Image by rawpixel, Pixabay
‘How do I get research funding?’ is one of the most common questions I’m asked as a mentor of Early and Mid-Career Researchers. Doing research usually costs money (and other things, which we’ll save for a future post!), and writing grant and funding applications is often a key component of academic life. Trying to ‘teach’ grant writing, even over extended periods of time, is challenging; I can’t pretend I can do it much justice in a short blog. But given the clear need for more support and advice on this topic I’ve summarised three key strategies I’ve observed are helpful for approaching the search for funding (i.e. before you even start), as well as links to some of the many other resources out there, that I hope provide a useful framework for EMCRs in early grant-writing endeavours. I’ll cover subsequent stages in future posts. Continue reading
One of the most popular Happy Academic blogs last year was the post featuring advice that senior researchers would, in hindsight, give to their earlier career selves.

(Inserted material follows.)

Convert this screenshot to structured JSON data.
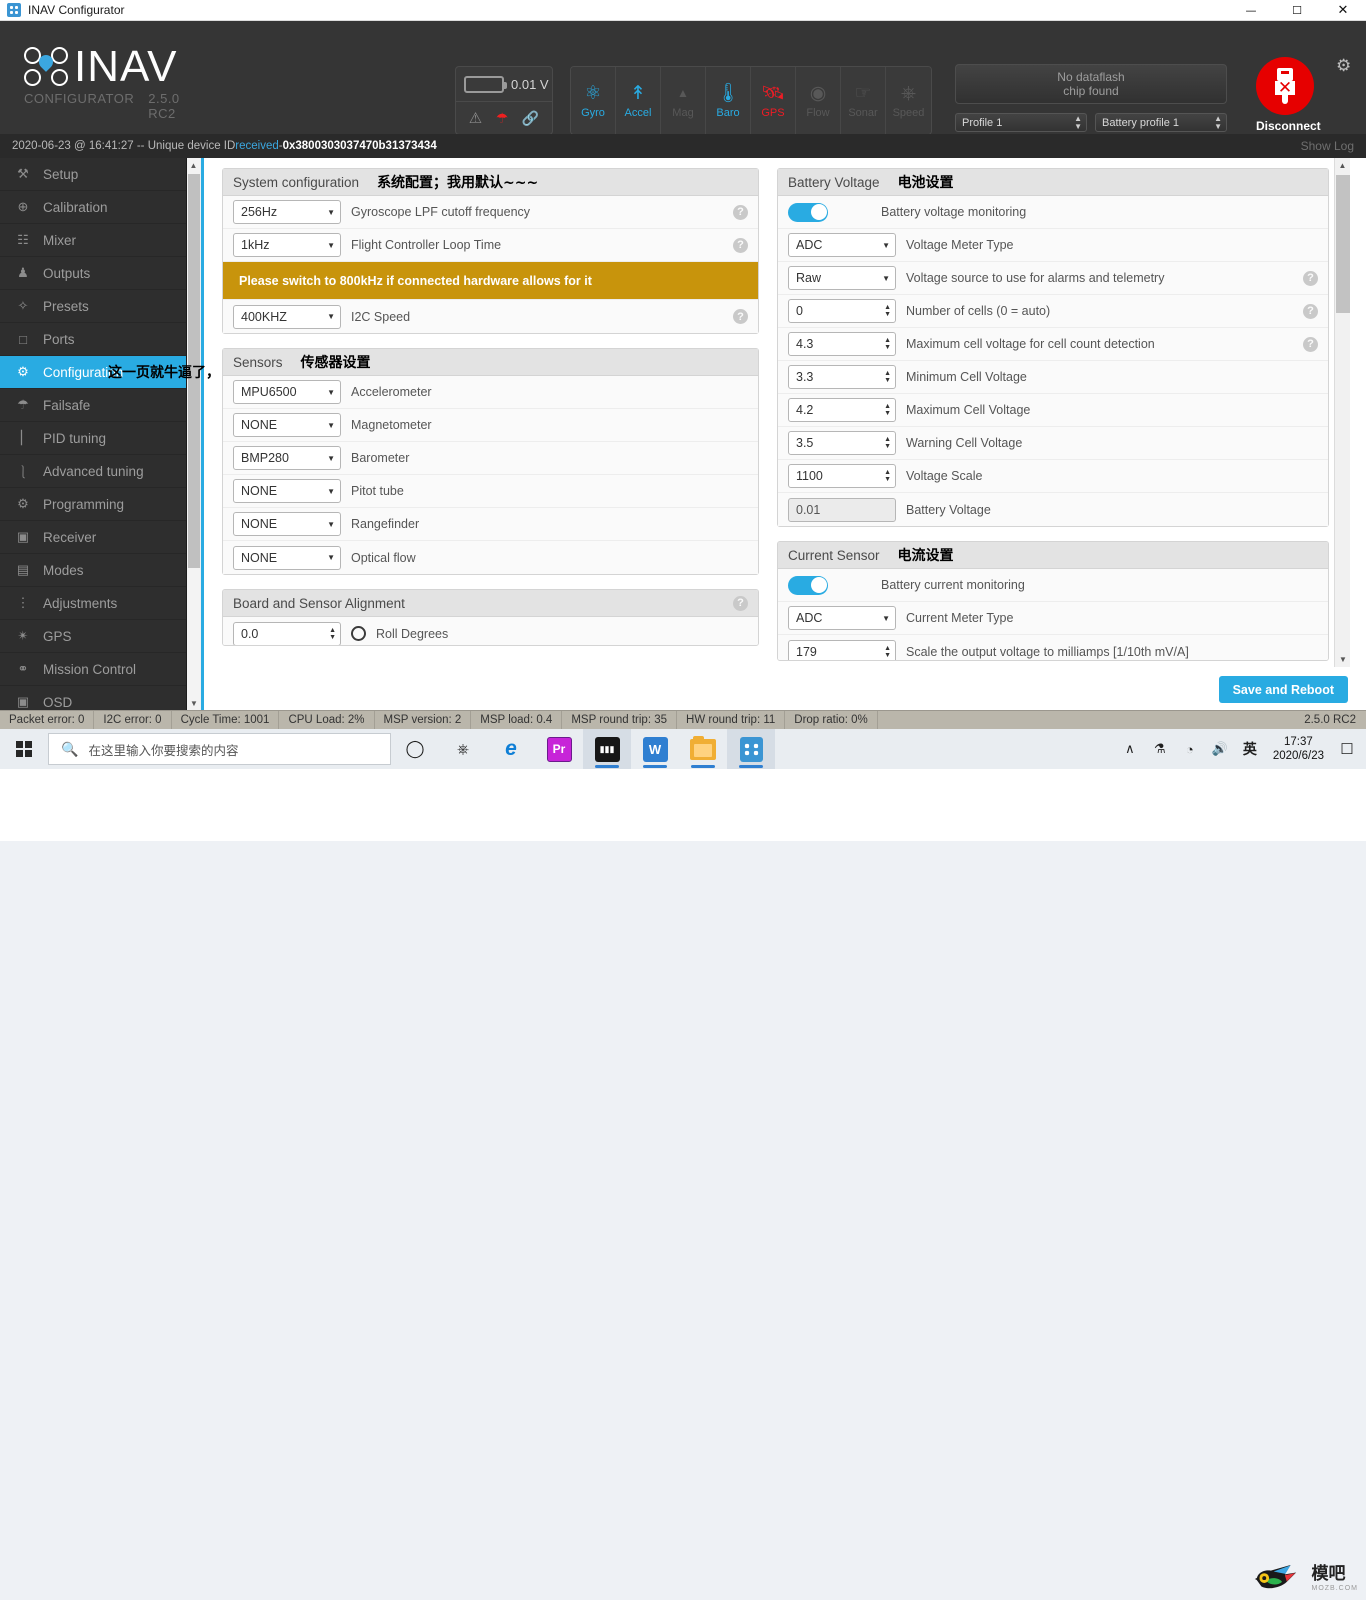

This month I’ve built on the theme, by posing the same question to a handful of my fabulous mid-career researcher colleagues. Once again I was struck by the enthusiasm and generosity with which they shared their expertise. I hope you enjoy this collated wisdom as much as I do! Heartfelt thanks to all contributors, and special thanks to my talented Research Fellow, Dr Lena Stephens, for illustrating this post. (And please be sure to read to the end, to hear about an exciting new EMCR initiative!)
What makes a piece of art a masterpiece? Great artworks are composed not just of what is in the final piece, but equally important, what is not. Artists and designers often use blank or white space to convey visual power. One of the finest examples of the dramatic use of white space is Michelangelo’s Creation of Adam, which forms part of a fresco in the Sistine Chapel. In the painting, the hand of God reaches out to spark spiritual life into Adam – but it doesn’t touch him. The resulting atmosphere in this painting is electric; it’s left to the reader to complete the act. In examples like this, what is missing serves to magnify and highlight what is present.
This same principle of white space is applied in other artworks, including novels and literary works; architecture; symphonies; even speeches, where sparse words and pauses have made for some of the most memorable orations in history.
While white space is a design element, it can be applied much more broadly. In essence, white space is effective as it allows the most important components to be the focus, by reducing background tension, clutter, fuss, and less critical details; and introducing more harmony and balance. Does this sound like something your calendar (or your life!) could benefit from?
Being promoted up the academic ladder is widely viewed as a kind of holy grail. A Professorship or other academic leadership role is something we’re almost indoctrinated to believe is where we as academics must head, what we must aspire to.
So what I’m about to say might seem almost sacrilege. You don’t have to want a promotion! One of my Early Career Researcher mentees recently said to me, “I see what Professors do, and I don’t know if that’s for me. I’m happy and doing fine at my current level – is it ok to just want to stay where I am, and do good work here?”
Welcome back to Happy Academic 2018!
Already we’re into the pointy end of February. Have you stuck with any of your New Years’ resolutions? I’ve heard from several people who shared some version of my single resolution this year: Do less. There are myriad reasons that doing less/creating white space/taking down time are very good things to do (there are whole books written on it, like this). But many of us don’t do these things and I suspect one of the key reasons is because we’re NOT VERY GOOD AT SAYING NO.
There are lots of reasons you might struggle with saying no when asked to take on a new task, and as a first step in addressing no-aversity it can help to understand what they are.
Is your no-aversity due to: